EGU23-6667, updated on 25 Feb 2023
EGU General Assembly 2023
© Author(s) 2023. This work is distributed under
the Creative Commons Attribution 4.0 License.

Potential role of methane and other non-CO2 trace gases in past warm climates

Peter Hopcroft1, Diane Segalla2, Gilles Ramstein3, and Thomas Pugh4
Peter Hopcroft et al.
  • 1School of Geography, Earth & Environmental Sciences, University of Birmingham, Birmingham, UK
  • 2University of Paris-Saclay, LSCE, Environment and Climate Sciences, Saint-Aubin, France
  • 3Laboratoire des Sciences du Climat et de l’Environnement, Institut Pierre Simon Laplace, Centre National de la Recherche Scientifique–Universite de Saint-Quentin en Yvelines, Universite Paris-Saclay, Gif-sur-Yvette, France
  • 4Dept of Physical Geography and Ecosystem Science, Lund University, Lund, Sweden

Past warm climates allow the evaluation model predictions of the response of the Earth System to elevated greenhouse gas levels. However, Earth System model simulations routinely underestimate high-latitude warmth for past states, meaning that the forcings provided to models, the models themselves or the climate reconstructions are in error. We focus on the first of these and review the potential role of varying levels of atmospheric trace gases besides carbon dioxide (non-CO2 trace gases), which has been investigated in relatively few studies to date. Using a combination of terrestrial biogeochemistry models and simplified atmospheric chemistry scheme we make first-order estimates of the radiative forcing by non-CO2 trace gases for the mid-Pliocene and compare these with new results for the Miocene. We will discuss the main uncertainties involved and review potential avenues for future research.

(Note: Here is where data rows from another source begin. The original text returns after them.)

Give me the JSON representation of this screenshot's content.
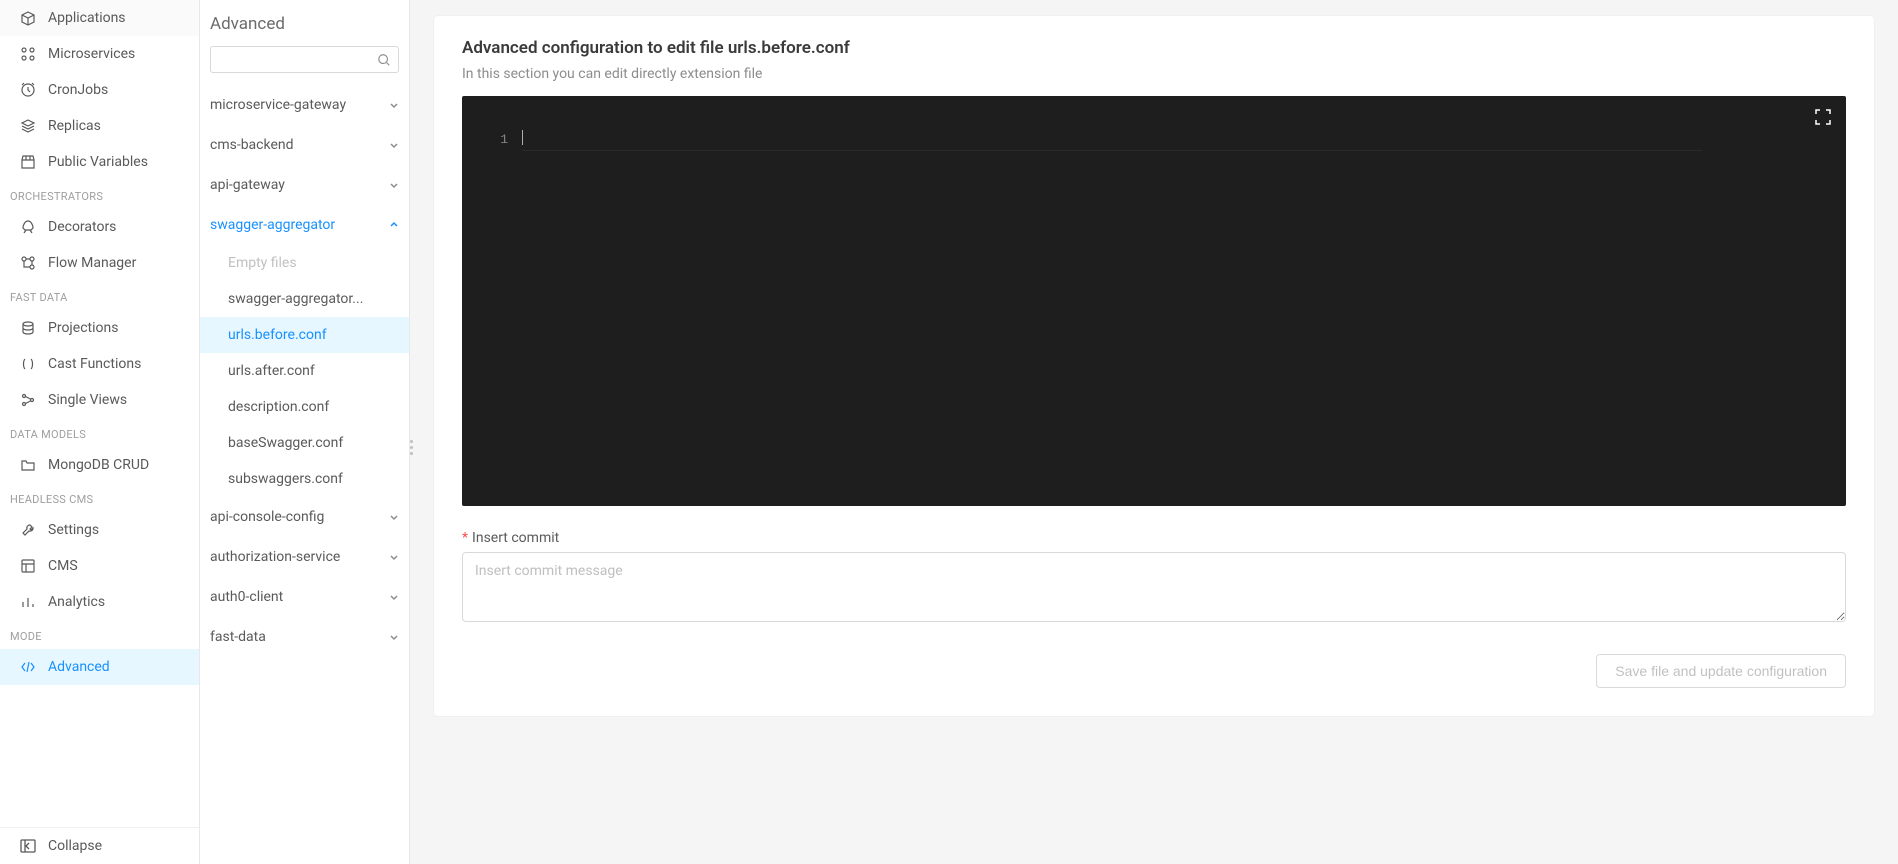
{
  "sidebar1": {
    "top_items": [
      {
        "id": "applications",
        "label": "Applications",
        "icon": "box"
      },
      {
        "id": "microservices",
        "label": "Microservices",
        "icon": "grid"
      },
      {
        "id": "cronjobs",
        "label": "CronJobs",
        "icon": "clock"
      },
      {
        "id": "replicas",
        "label": "Replicas",
        "icon": "layers"
      },
      {
        "id": "public-variables",
        "label": "Public Variables",
        "icon": "store"
      }
    ],
    "groups": [
      {
        "title": "ORCHESTRATORS",
        "items": [
          {
            "id": "decorators",
            "label": "Decorators",
            "icon": "rocket"
          },
          {
            "id": "flow-manager",
            "label": "Flow Manager",
            "icon": "flow"
          }
        ]
      },
      {
        "title": "FAST DATA",
        "items": [
          {
            "id": "projections",
            "label": "Projections",
            "icon": "db"
          },
          {
            "id": "cast-functions",
            "label": "Cast Functions",
            "icon": "parens"
          },
          {
            "id": "single-views",
            "label": "Single Views",
            "icon": "views"
          }
        ]
      },
      {
        "title": "DATA MODELS",
        "items": [
          {
            "id": "mongodb-crud",
            "label": "MongoDB CRUD",
            "icon": "folder"
          }
        ]
      },
      {
        "title": "HEADLESS CMS",
        "items": [
          {
            "id": "settings",
            "label": "Settings",
            "icon": "wrench"
          },
          {
            "id": "cms",
            "label": "CMS",
            "icon": "layout"
          },
          {
            "id": "analytics",
            "label": "Analytics",
            "icon": "bars"
          }
        ]
      },
      {
        "title": "MODE",
        "items": [
          {
            "id": "advanced",
            "label": "Advanced",
            "icon": "code",
            "active": true
          }
        ]
      }
    ],
    "collapse_label": "Collapse"
  },
  "sidebar2": {
    "title": "Advanced",
    "search_placeholder": "",
    "tree": [
      {
        "id": "microservice-gateway",
        "label": "microservice-gateway",
        "expanded": false
      },
      {
        "id": "cms-backend",
        "label": "cms-backend",
        "expanded": false
      },
      {
        "id": "api-gateway",
        "label": "api-gateway",
        "expanded": false
      },
      {
        "id": "swagger-aggregator",
        "label": "swagger-aggregator",
        "expanded": true,
        "children": [
          {
            "id": "empty-files",
            "label": "Empty files",
            "disabled": true
          },
          {
            "id": "swagger-aggregator-file",
            "label": "swagger-aggregator..."
          },
          {
            "id": "urls-before",
            "label": "urls.before.conf",
            "active": true
          },
          {
            "id": "urls-after",
            "label": "urls.after.conf"
          },
          {
            "id": "description",
            "label": "description.conf"
          },
          {
            "id": "base-swagger",
            "label": "baseSwagger.conf"
          },
          {
            "id": "subswaggers",
            "label": "subswaggers.conf"
          }
        ]
      },
      {
        "id": "api-console-config",
        "label": "api-console-config",
        "expanded": false
      },
      {
        "id": "authorization-service",
        "label": "authorization-service",
        "expanded": false
      },
      {
        "id": "auth0-client",
        "label": "auth0-client",
        "expanded": false
      },
      {
        "id": "fast-data",
        "label": "fast-data",
        "expanded": false
      }
    ]
  },
  "main": {
    "title": "Advanced configuration to edit file urls.before.conf",
    "subtitle": "In this section you can edit directly extension file",
    "editor": {
      "line_no": "1",
      "content": ""
    },
    "commit": {
      "label": "Insert commit",
      "required": "*",
      "placeholder": "Insert commit message"
    },
    "save_label": "Save file and update configuration"
  }
}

How to cite: Hopcroft, P., Segalla, D., Ramstein, G., and Pugh, T.: Potential role of methane and other non-CO2 trace gases in past warm climates, EGU General Assembly 2023, Vienna, Austria, 24–28 Apr 2023, EGU23-6667,, 2023.